Sometimes in languages one can't use all the characters available in the source file, especially when using control characters. Encoding these as other characters is called escaping. This usually happens with text between double quotes ".

There are differences between languages and implementations but the general rules are:

Note: C Esc here is short C-Escape as the C language apparantly started this way of excaping characters in strings. It is now used by almost all modern languages and in other contexts. i.e. printf, sed, etc. exact support may vary.

Escaping in XML and HTML

XML and html have their own way of escaping non-printable characters, this involves a sequence sandwiched between an ampersand & and a semicolon ;.

In general Characters can be escaped using &#<dec>; where <dec> is replaced by the decimal value associted with the character. (i.e, &#38; to encode an ampersand &)

There are also named escapes to make remembering them easier:

Character XML-escape
& &amp;
< &lt;
> &gt;
" &quot;

Control and Shift

With the ASCII table control and shift keys an be implemented using simple addition and substraction.

The lowercase character can be obtained by adding 32 (0x20) to the code of the corresponding uppercase character and the control key goes 64 (0x40) in the opposite direction.

With that ctrl+c maps to code 3 "End of Text". And ctrl+d maps to "End of Transmission". You may know those shortcuts from the terminal, they hopefully make a bit more sense now.

Control characters are sometimes written down/printed as the character one gets when adding 64 to the control characters value prefixed by an ^.

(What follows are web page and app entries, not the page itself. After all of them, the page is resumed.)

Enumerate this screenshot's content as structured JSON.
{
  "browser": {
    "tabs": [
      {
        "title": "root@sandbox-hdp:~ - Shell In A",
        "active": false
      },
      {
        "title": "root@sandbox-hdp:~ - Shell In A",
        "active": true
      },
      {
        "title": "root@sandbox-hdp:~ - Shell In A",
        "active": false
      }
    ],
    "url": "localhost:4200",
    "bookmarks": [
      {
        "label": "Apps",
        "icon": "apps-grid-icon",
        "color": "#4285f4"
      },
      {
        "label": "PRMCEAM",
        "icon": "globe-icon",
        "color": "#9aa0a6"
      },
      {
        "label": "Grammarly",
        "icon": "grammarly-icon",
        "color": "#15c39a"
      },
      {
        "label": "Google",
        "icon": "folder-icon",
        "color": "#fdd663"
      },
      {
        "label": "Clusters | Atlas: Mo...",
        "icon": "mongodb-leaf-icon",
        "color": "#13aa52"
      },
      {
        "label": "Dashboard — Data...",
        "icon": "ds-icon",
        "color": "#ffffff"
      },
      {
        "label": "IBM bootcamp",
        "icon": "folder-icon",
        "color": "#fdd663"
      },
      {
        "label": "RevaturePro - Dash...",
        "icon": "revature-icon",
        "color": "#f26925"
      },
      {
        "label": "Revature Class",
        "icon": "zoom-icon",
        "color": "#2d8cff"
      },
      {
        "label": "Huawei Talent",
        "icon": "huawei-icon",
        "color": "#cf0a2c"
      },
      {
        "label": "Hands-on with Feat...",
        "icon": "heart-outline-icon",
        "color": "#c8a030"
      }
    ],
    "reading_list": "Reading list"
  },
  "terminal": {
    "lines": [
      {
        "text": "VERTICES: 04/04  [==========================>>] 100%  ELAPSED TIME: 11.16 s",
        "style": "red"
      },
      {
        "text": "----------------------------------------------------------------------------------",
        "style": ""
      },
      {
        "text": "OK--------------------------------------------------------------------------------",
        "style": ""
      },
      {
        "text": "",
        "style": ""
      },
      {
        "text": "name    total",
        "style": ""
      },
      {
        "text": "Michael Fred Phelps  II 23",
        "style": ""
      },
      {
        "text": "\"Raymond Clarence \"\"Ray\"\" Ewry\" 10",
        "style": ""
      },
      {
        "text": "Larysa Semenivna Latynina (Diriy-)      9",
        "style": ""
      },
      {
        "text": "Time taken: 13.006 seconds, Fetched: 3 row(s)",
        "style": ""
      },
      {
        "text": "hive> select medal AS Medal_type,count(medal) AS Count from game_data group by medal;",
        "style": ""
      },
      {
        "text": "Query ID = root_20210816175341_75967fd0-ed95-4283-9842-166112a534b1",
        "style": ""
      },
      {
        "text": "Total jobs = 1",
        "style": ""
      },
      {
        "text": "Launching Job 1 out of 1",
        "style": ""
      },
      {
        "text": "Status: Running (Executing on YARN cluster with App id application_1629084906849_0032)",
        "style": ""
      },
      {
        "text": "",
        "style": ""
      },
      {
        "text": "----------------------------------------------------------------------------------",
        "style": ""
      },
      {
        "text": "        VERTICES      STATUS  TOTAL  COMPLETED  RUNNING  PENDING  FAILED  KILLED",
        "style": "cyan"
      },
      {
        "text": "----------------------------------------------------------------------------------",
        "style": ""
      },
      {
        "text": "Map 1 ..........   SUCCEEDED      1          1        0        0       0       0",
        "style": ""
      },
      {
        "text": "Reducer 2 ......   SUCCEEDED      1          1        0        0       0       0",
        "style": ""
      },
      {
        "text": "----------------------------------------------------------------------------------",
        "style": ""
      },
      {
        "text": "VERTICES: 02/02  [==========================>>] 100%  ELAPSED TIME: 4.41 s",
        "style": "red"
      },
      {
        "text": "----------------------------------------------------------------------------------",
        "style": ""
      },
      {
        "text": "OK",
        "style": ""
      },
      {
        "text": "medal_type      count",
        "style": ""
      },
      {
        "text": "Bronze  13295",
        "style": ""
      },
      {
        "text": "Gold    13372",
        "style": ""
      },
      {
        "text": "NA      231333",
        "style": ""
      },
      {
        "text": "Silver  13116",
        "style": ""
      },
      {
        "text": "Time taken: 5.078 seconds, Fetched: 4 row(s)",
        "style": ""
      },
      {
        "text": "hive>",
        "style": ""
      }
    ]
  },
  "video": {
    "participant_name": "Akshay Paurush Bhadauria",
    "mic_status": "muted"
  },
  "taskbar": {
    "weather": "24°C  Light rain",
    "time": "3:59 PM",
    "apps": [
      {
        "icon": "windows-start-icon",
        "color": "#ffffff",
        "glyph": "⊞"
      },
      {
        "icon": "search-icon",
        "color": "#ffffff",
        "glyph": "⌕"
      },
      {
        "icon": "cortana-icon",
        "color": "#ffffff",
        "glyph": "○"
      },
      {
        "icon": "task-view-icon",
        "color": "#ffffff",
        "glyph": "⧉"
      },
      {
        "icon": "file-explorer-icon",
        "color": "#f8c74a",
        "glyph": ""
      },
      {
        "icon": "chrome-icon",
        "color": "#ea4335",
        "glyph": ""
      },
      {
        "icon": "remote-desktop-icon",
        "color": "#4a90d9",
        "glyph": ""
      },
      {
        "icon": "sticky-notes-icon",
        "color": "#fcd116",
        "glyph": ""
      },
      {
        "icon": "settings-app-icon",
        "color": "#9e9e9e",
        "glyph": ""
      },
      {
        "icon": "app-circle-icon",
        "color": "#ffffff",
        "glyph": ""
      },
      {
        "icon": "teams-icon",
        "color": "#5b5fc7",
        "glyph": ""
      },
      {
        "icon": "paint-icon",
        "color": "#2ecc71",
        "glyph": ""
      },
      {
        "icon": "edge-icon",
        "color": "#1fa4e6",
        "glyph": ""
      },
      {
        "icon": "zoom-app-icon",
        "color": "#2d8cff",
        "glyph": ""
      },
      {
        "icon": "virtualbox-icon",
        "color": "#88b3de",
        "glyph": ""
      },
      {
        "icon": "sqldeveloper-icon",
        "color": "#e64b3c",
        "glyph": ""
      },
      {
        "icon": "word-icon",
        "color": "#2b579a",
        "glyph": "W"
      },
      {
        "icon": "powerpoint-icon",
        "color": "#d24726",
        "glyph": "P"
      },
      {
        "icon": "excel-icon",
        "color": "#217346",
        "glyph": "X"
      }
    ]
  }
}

This maps escape to ^] and the nullbyte to ^@. (You have probably seen those when opening a binary file in a text editor.)

Unicode

Creating a unicode table andkeeping it updated is out of scope here, besides that: Wikipedia has a List of Unicode Characters and there are the offical Unicode Character Code Charts. (Plus a whole lot of other unicode tables out there.)

There is also a little commandline tool called uni, that is pretty good at providing a searchable unicode table.